**Exercise brief**
From the first record through the last, copy each one exactly.

**Data**
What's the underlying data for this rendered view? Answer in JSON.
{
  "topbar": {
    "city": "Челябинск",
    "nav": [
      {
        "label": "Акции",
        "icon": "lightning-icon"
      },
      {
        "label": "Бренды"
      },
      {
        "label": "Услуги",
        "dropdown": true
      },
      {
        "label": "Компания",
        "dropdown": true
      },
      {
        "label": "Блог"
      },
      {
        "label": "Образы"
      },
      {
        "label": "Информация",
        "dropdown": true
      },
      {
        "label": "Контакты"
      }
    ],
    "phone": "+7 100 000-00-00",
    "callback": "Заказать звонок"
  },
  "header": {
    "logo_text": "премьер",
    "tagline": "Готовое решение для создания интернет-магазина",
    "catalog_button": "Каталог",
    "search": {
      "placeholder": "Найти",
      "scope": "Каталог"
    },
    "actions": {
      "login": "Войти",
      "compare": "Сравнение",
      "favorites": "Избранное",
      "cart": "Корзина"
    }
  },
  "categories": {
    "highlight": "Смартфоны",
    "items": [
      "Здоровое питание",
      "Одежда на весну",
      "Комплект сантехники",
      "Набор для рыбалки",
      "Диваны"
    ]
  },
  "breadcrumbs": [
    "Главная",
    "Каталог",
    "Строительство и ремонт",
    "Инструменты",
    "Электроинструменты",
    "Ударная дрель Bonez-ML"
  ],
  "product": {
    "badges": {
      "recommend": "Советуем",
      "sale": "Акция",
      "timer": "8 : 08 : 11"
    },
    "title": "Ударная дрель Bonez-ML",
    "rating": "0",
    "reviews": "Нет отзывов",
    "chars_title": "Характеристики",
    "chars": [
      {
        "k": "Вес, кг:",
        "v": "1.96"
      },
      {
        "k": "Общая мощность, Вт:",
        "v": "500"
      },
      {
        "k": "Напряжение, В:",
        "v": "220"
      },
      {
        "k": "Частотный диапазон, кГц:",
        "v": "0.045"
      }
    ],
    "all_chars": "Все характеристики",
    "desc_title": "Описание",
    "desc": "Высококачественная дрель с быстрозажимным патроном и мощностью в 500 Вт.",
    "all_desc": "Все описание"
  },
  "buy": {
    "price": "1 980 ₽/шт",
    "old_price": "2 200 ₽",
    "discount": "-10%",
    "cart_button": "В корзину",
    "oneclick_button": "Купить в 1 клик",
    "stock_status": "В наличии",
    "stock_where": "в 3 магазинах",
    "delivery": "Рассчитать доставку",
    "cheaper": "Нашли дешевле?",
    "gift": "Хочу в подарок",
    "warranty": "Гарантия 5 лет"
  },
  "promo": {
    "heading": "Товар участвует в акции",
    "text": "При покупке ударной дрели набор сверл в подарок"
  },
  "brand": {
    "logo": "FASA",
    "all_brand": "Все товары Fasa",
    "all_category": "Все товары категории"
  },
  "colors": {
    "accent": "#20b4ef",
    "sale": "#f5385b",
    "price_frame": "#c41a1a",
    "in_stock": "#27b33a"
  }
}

**Output for this task**
What's the underlying data for this rendered view? Answer in JSON.
{
  "topbar": {
    "city": "Челябинск",
    "nav": [
      {
        "label": "Акции",
        "icon": "lightning-icon"
      },
      {
        "label": "Бренды"
      },
      {
        "label": "Услуги",
        "dropdown": true
      },
      {
        "label": "Компания",
        "dropdown": true
      },
      {
        "label": "Блог"
      },
      {
        "label": "Образы"
      },
      {
        "label": "Информация",
        "dropdown": true
      },
      {
        "label": "Контакты"
      }
    ],
    "phone": "+7 100 000-00-00",
    "callback": "Заказать звонок"
  },
  "header": {
    "logo_text": "премьер",
    "tagline": "Готовое решение для создания интернет-магазина",
    "catalog_button": "Каталог",
    "search": {
      "placeholder": "Найти",
      "scope": "Каталог"
    },
    "actions": {
      "login": "Войти",
      "compare": "Сравнение",
      "favorites": "Избранное",
      "cart": "Корзина"
    }
  },
  "categories": {
    "highlight": "Смартфоны",
    "items": [
      "Здоровое питание",
      "Одежда на весну",
      "Комплект сантехники",
      "Набор для рыбалки",
      "Диваны"
    ]
  },
  "breadcrumbs": [
    "Главная",
    "Каталог",
    "Строительство и ремонт",
    "Инструменты",
    "Электроинструменты",
    "Ударная дрель Bonez-ML"
  ],
  "product": {
    "badges": {
      "recommend": "Советуем",
      "sale": "Акция",
      "timer": "8 : 08 : 11"
    },
    "title": "Ударная дрель Bonez-ML",
    "rating": "0",
    "reviews": "Нет отзывов",
    "chars_title": "Характеристики",
    "chars": [
      {
        "k": "Вес, кг:",
        "v": "1.96"
      },
      {
        "k": "Общая мощность, Вт:",
        "v": "500"
      },
      {
        "k": "Напряжение, В:",
        "v": "220"
      },
      {
        "k": "Частотный диапазон, кГц:",
        "v": "0.045"
      }
    ],
    "all_chars": "Все характеристики",
    "desc_title": "Описание",
    "desc": "Высококачественная дрель с быстрозажимным патроном и мощностью в 500 Вт.",
    "all_desc": "Все описание"
  },
  "buy": {
    "price": "1 980 ₽/шт",
    "old_price": "2 200 ₽",
    "discount": "-10%",
    "cart_button": "В корзину",
    "oneclick_button": "Купить в 1 клик",
    "stock_status": "В наличии",
    "stock_where": "в 3 магазинах",
    "delivery": "Рассчитать доставку",
    "cheaper": "Нашли дешевле?",
    "gift": "Хочу в подарок",
    "warranty": "Гарантия 5 лет"
  },
  "promo": {
    "heading": "Товар участвует в акции",
    "text": "При покупке ударной дрели набор сверл в подарок"
  },
  "brand": {
    "logo": "FASA",
    "all_brand": "Все товары Fasa",
    "all_category": "Все товары категории"
  },
  "colors": {
    "accent": "#20b4ef",
    "sale": "#f5385b",
    "price_frame": "#c41a1a",
    "in_stock": "#27b33a"
  }
}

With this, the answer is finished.